Vota and other observers also say Negroponte and his cohorts are sometimes too doctrinaire in their belief that the best way to use computers in education is to hand them to children and let them figure out what they want to do with them. Negroponte says that's an unfair criticism. When he approaches governments, he says, he lays out two options. The first is the idea of putting the machines in the children's hands and letting them take them home at night, where they'll learn by experimenting. A second option, which he calls the "Trojan Horse," is employing the laptops as electronic books that the teachers and administrators can use to deliver their already-existing curricula. "This is less disturbing to the educational establishment," he says.
The Elusive $100 Mark
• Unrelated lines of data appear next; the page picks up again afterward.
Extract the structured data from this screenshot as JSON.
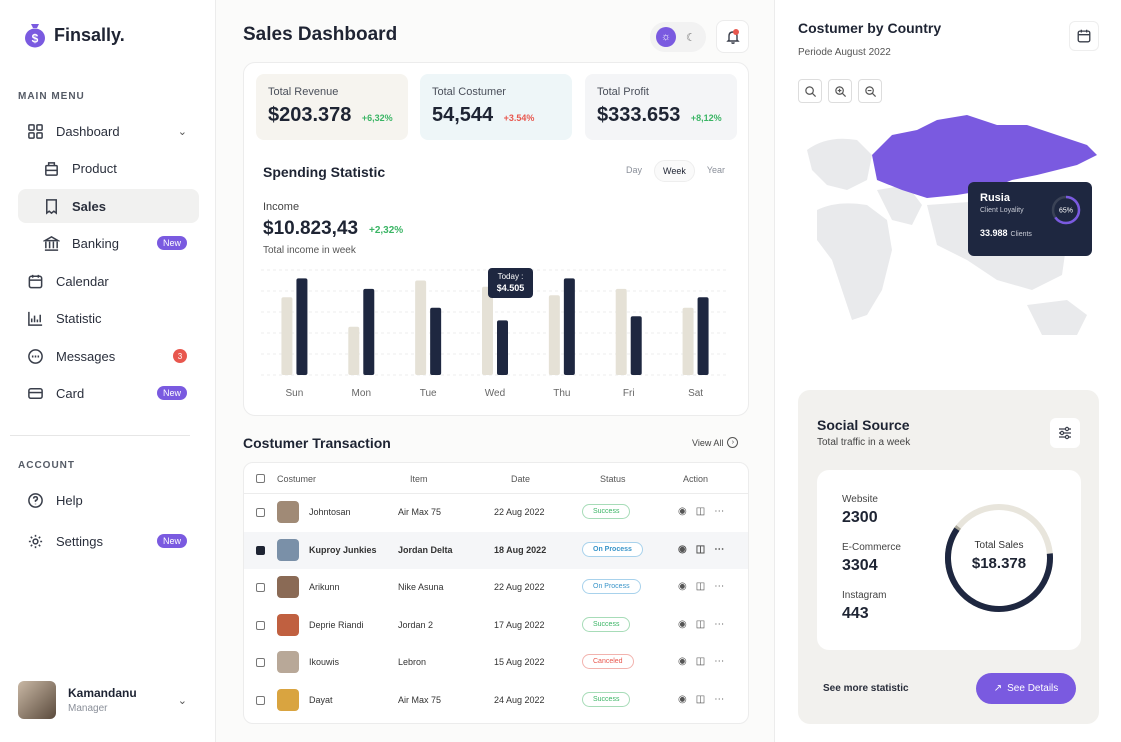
{
  "app": {
    "name": "Finsally."
  },
  "sidebar": {
    "main_menu_title": "MAIN MENU",
    "account_title": "ACCOUNT",
    "items": [
      {
        "label": "Dashboard",
        "icon": "grid-icon"
      },
      {
        "label": "Product",
        "icon": "box-icon"
      },
      {
        "label": "Sales",
        "icon": "receipt-icon"
      },
      {
        "label": "Banking",
        "icon": "bank-icon",
        "badge": "New"
      },
      {
        "label": "Calendar",
        "icon": "calendar-icon"
      },
      {
        "label": "Statistic",
        "icon": "chart-icon"
      },
      {
        "label": "Messages",
        "icon": "message-icon",
        "count": "3"
      },
      {
        "label": "Card",
        "icon": "card-icon",
        "badge": "New"
      }
    ],
    "account_items": [
      {
        "label": "Help",
        "icon": "help-icon"
      },
      {
        "label": "Settings",
        "icon": "gear-icon",
        "badge": "New"
      }
    ],
    "profile": {
      "name": "Kamandanu",
      "role": "Manager"
    }
  },
  "header": {
    "title": "Sales Dashboard"
  },
  "stats": [
    {
      "label": "Total Revenue",
      "value": "$203.378",
      "change": "+6,32%",
      "trend": "up",
      "bg": "#f6f4ef"
    },
    {
      "label": "Total Costumer",
      "value": "54,544",
      "change": "+3.54%",
      "trend": "down",
      "bg": "#eef6f8"
    },
    {
      "label": "Total Profit",
      "value": "$333.653",
      "change": "+8,12%",
      "trend": "up",
      "bg": "#f4f5f7"
    }
  ],
  "spending": {
    "title": "Spending Statistic",
    "tabs": [
      "Day",
      "Week",
      "Year"
    ],
    "active_tab": "Week",
    "income_label": "Income",
    "income_value": "$10.823,43",
    "income_change": "+2,32%",
    "income_sub": "Total income in week",
    "tooltip_label": "Today :",
    "tooltip_value": "$4.505"
  },
  "chart_data": {
    "type": "bar",
    "categories": [
      "Sun",
      "Mon",
      "Tue",
      "Wed",
      "Thu",
      "Fri",
      "Sat"
    ],
    "series": [
      {
        "values": [
          3.7,
          2.3,
          4.5,
          4.2,
          3.8,
          4.1,
          3.2
        ],
        "color": "#e5e1d6"
      },
      {
        "values": [
          4.6,
          4.1,
          3.2,
          2.6,
          4.6,
          2.8,
          3.7
        ],
        "color": "#1e2740"
      }
    ],
    "ylim": [
      0,
      5
    ]
  },
  "transactions": {
    "title": "Costumer Transaction",
    "view_all": "View All",
    "columns": [
      "Costumer",
      "Item",
      "Date",
      "Status",
      "Action"
    ],
    "rows": [
      {
        "name": "Johntosan",
        "item": "Air Max 75",
        "date": "22 Aug 2022",
        "status": "Success",
        "checked": false,
        "av": "#a08a76"
      },
      {
        "name": "Kuproy Junkies",
        "item": "Jordan Delta",
        "date": "18 Aug 2022",
        "status": "On Process",
        "checked": true,
        "av": "#7a90a8"
      },
      {
        "name": "Arikunn",
        "item": "Nike Asuna",
        "date": "22 Aug 2022",
        "status": "On Process",
        "checked": false,
        "av": "#8a6a55"
      },
      {
        "name": "Deprie Riandi",
        "item": "Jordan 2",
        "date": "17 Aug 2022",
        "status": "Success",
        "checked": false,
        "av": "#c06040"
      },
      {
        "name": "Ikouwis",
        "item": "Lebron",
        "date": "15 Aug 2022",
        "status": "Canceled",
        "checked": false,
        "av": "#b8a898"
      },
      {
        "name": "Dayat",
        "item": "Air Max 75",
        "date": "24 Aug 2022",
        "status": "Success",
        "checked": false,
        "av": "#d9a440"
      }
    ]
  },
  "country": {
    "title": "Costumer by Country",
    "period": "Periode August 2022",
    "tip_country": "Rusia",
    "tip_sub": "Client Loyality",
    "tip_percent": "65%",
    "tip_clients": "33.988",
    "tip_clients_label": "Clients"
  },
  "social": {
    "title": "Social Source",
    "subtitle": "Total traffic in a week",
    "sources": [
      {
        "label": "Website",
        "value": "2300"
      },
      {
        "label": "E-Commerce",
        "value": "3304"
      },
      {
        "label": "Instagram",
        "value": "443"
      }
    ],
    "total_label": "Total Sales",
    "total_value": "$18.378",
    "see_more": "See more statistic",
    "details_button": "See Details"
  },
  "colors": {
    "accent": "#7a5ae0",
    "navy": "#1e2740",
    "success": "#3bb565",
    "danger": "#e8574e"
  }
}
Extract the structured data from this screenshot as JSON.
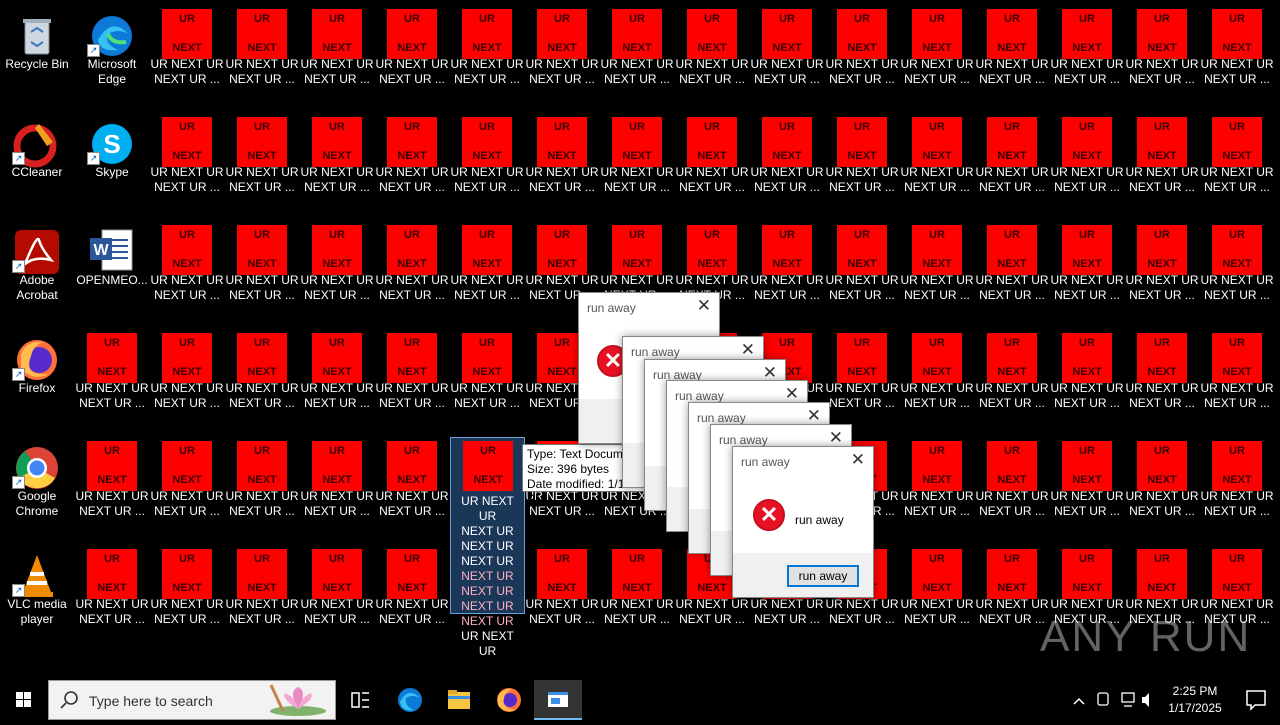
{
  "desktop": {
    "left_icons": [
      {
        "label": "Recycle Bin",
        "icon": "recycle-bin-icon"
      },
      {
        "label": "Microsoft Edge",
        "icon": "edge-icon"
      },
      {
        "label": "CCleaner",
        "icon": "ccleaner-icon"
      },
      {
        "label": "Skype",
        "icon": "skype-icon"
      },
      {
        "label": "Adobe Acrobat",
        "icon": "acrobat-icon"
      },
      {
        "label": "OPENMEO...",
        "icon": "word-document-icon"
      },
      {
        "label": "Firefox",
        "icon": "firefox-icon"
      },
      {
        "label": "Google Chrome",
        "icon": "chrome-icon"
      },
      {
        "label": "VLC media player",
        "icon": "vlc-icon"
      }
    ],
    "red_file": {
      "top_text": "UR",
      "bottom_text": "NEXT",
      "label_line1": "UR NEXT UR",
      "label_line2": "NEXT UR ..."
    },
    "selected_file_lines": [
      "UR NEXT UR",
      "NEXT UR",
      "NEXT UR",
      "NEXT UR",
      "NEXT UR",
      "NEXT UR",
      "NEXT UR",
      "NEXT UR",
      "UR NEXT UR"
    ],
    "tooltip": {
      "type": "Type: Text Document",
      "size": "Size: 396 bytes",
      "modified": "Date modified: 1/17/2025 2:23 PM"
    }
  },
  "dialogs": {
    "title": "run away",
    "message": "run away",
    "button": "run away",
    "close_glyph": "✕",
    "error_glyph": "✕"
  },
  "watermark": "ANY RUN",
  "taskbar": {
    "search_placeholder": "Type here to search",
    "time": "2:25 PM",
    "date": "1/17/2025"
  },
  "colors": {
    "red_file": "#ff0000",
    "error": "#e81123",
    "accent": "#0078d7"
  }
}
When Negroponte launched his project, he hoped to quickly get the cost per laptop below $100. Instead, he found that the cost of buying and assembling the 800 parts that go into each machine was nearly double. However, as production volumes rise, he expects to reduce the current $188 cost by about 40% with each passing year. If he’s right, he may yet succeed in bringing the laptop in under the $100 mark.
Another challenge he faces is competition from commercial computer makers. For instance, NComputing of Redwood Shores, Calif., sells a system that includes a single PC that connects with up to seven simple computer terminals for a price of $142 per student. The startup has had some successes in rural schools in the U.S. and in some emerging nations. "I'm concerned that programs depending on charity will never meet the real needs of children in developing countries," says Chief Executive Stephen Dukker. He says his products "provide low-cost access to the complete PC experience while also providing the profits necessary to support an entire value chain of support and services."
And so, with a number of alternatives to chose from, countries are taking their time to evaluate their options. But despite the bumpy start, the OLPC initiative has plenty of support from powerful technology companies, including Google (GOOG), AMD (AMD), eBay (EBAY), Intel (INTC), and News Corp. (NWS). AMD Chief Executive Hector Ruiz, who was the first industry leader to pledge support to Negroponte, remains confident that demand for the machines will take off eventually. "Unfortunately, it gets caught up in a bureaucratic mess," he says.
AMD, which provides the processors for the machines, has already benefited from collaborating with the OLPC to help design a device that's inexpensive, rugged, and extremely energy-efficient. Drawing on that experience, the company has worked with a PC maker to develop an AMD-powered computer designed specifically for emerging markets. If that product sells well, at least AMD will have cause for celebration.